# PROBLEM DESCRIPTION
The expected answer is every line of the material, reproduced exactly.

---*---

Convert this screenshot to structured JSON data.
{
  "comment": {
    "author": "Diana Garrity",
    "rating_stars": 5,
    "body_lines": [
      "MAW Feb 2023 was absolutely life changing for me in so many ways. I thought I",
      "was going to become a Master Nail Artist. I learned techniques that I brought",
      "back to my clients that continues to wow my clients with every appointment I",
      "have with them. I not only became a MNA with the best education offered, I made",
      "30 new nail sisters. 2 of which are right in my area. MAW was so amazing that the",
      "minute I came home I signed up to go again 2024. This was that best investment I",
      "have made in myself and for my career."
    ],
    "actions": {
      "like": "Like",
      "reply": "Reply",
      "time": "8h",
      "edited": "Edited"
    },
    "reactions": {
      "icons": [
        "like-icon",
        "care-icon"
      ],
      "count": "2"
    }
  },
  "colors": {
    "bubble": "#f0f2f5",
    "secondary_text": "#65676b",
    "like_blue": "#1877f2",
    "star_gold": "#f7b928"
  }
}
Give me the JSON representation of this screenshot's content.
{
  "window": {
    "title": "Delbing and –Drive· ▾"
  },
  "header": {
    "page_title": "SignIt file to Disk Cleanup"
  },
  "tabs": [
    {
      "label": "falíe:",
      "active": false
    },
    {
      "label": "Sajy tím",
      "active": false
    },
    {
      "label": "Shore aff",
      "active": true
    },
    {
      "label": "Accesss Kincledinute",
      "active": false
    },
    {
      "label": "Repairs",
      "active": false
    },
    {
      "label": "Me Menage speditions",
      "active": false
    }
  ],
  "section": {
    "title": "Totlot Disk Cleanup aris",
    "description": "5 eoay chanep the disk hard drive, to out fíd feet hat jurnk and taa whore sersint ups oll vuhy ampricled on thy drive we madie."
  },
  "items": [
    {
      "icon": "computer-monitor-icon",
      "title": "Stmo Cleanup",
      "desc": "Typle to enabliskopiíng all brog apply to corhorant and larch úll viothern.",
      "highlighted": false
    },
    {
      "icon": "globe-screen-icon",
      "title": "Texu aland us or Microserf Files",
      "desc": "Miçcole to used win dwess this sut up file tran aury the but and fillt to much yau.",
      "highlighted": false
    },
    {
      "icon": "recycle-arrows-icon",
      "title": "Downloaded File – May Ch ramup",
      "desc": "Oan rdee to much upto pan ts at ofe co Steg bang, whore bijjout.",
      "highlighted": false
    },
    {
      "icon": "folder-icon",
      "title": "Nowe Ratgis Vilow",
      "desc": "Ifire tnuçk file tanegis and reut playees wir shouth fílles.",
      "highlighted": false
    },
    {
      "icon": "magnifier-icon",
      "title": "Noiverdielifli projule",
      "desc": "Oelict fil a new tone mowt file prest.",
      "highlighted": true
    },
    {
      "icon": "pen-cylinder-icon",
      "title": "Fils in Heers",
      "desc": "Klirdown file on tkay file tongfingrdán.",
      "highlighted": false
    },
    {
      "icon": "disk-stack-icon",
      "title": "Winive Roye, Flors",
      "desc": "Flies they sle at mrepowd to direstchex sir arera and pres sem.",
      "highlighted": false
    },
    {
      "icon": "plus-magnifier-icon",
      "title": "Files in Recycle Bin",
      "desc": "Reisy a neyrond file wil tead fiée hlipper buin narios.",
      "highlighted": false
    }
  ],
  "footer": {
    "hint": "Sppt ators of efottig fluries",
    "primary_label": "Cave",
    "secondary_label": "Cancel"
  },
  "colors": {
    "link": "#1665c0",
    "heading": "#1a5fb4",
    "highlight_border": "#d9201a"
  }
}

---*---

# REPLY TO THE TASK
Convert this screenshot to structured JSON data.
{
  "comment": {
    "author": "Diana Garrity",
    "rating_stars": 5,
    "body_lines": [
      "MAW Feb 2023 was absolutely life changing for me in so many ways. I thought I",
      "was going to become a Master Nail Artist. I learned techniques that I brought",
      "back to my clients that continues to wow my clients with every appointment I",
      "have with them. I not only became a MNA with the best education offered, I made",
      "30 new nail sisters. 2 of which are right in my area. MAW was so amazing that the",
      "minute I came home I signed up to go again 2024. This was that best investment I",
      "have made in myself and for my career."
    ],
    "actions": {
      "like": "Like",
      "reply": "Reply",
      "time": "8h",
      "edited": "Edited"
    },
    "reactions": {
      "icons": [
        "like-icon",
        "care-icon"
      ],
      "count": "2"
    }
  },
  "colors": {
    "bubble": "#f0f2f5",
    "secondary_text": "#65676b",
    "like_blue": "#1877f2",
    "star_gold": "#f7b928"
  }
}
Give me the JSON representation of this screenshot's content.
{
  "window": {
    "title": "Delbing and –Drive· ▾"
  },
  "header": {
    "page_title": "SignIt file to Disk Cleanup"
  },
  "tabs": [
    {
      "label": "falíe:",
      "active": false
    },
    {
      "label": "Sajy tím",
      "active": false
    },
    {
      "label": "Shore aff",
      "active": true
    },
    {
      "label": "Accesss Kincledinute",
      "active": false
    },
    {
      "label": "Repairs",
      "active": false
    },
    {
      "label": "Me Menage speditions",
      "active": false
    }
  ],
  "section": {
    "title": "Totlot Disk Cleanup aris",
    "description": "5 eoay chanep the disk hard drive, to out fíd feet hat jurnk and taa whore sersint ups oll vuhy ampricled on thy drive we madie."
  },
  "items": [
    {
      "icon": "computer-monitor-icon",
      "title": "Stmo Cleanup",
      "desc": "Typle to enabliskopiíng all brog apply to corhorant and larch úll viothern.",
      "highlighted": false
    },
    {
      "icon": "globe-screen-icon",
      "title": "Texu aland us or Microserf Files",
      "desc": "Miçcole to used win dwess this sut up file tran aury the but and fillt to much yau.",
      "highlighted": false
    },
    {
      "icon": "recycle-arrows-icon",
      "title": "Downloaded File – May Ch ramup",
      "desc": "Oan rdee to much upto pan ts at ofe co Steg bang, whore bijjout.",
      "highlighted": false
    },
    {
      "icon": "folder-icon",
      "title": "Nowe Ratgis Vilow",
      "desc": "Ifire tnuçk file tanegis and reut playees wir shouth fílles.",
      "highlighted": false
    },
    {
      "icon": "magnifier-icon",
      "title": "Noiverdielifli projule",
      "desc": "Oelict fil a new tone mowt file prest.",
      "highlighted": true
    },
    {
      "icon": "pen-cylinder-icon",
      "title": "Fils in Heers",
      "desc": "Klirdown file on tkay file tongfingrdán.",
      "highlighted": false
    },
    {
      "icon": "disk-stack-icon",
      "title": "Winive Roye, Flors",
      "desc": "Flies they sle at mrepowd to direstchex sir arera and pres sem.",
      "highlighted": false
    },
    {
      "icon": "plus-magnifier-icon",
      "title": "Files in Recycle Bin",
      "desc": "Reisy a neyrond file wil tead fiée hlipper buin narios.",
      "highlighted": false
    }
  ],
  "footer": {
    "hint": "Sppt ators of efottig fluries",
    "primary_label": "Cave",
    "secondary_label": "Cancel"
  },
  "colors": {
    "link": "#1665c0",
    "heading": "#1a5fb4",
    "highlight_border": "#d9201a"
  }
}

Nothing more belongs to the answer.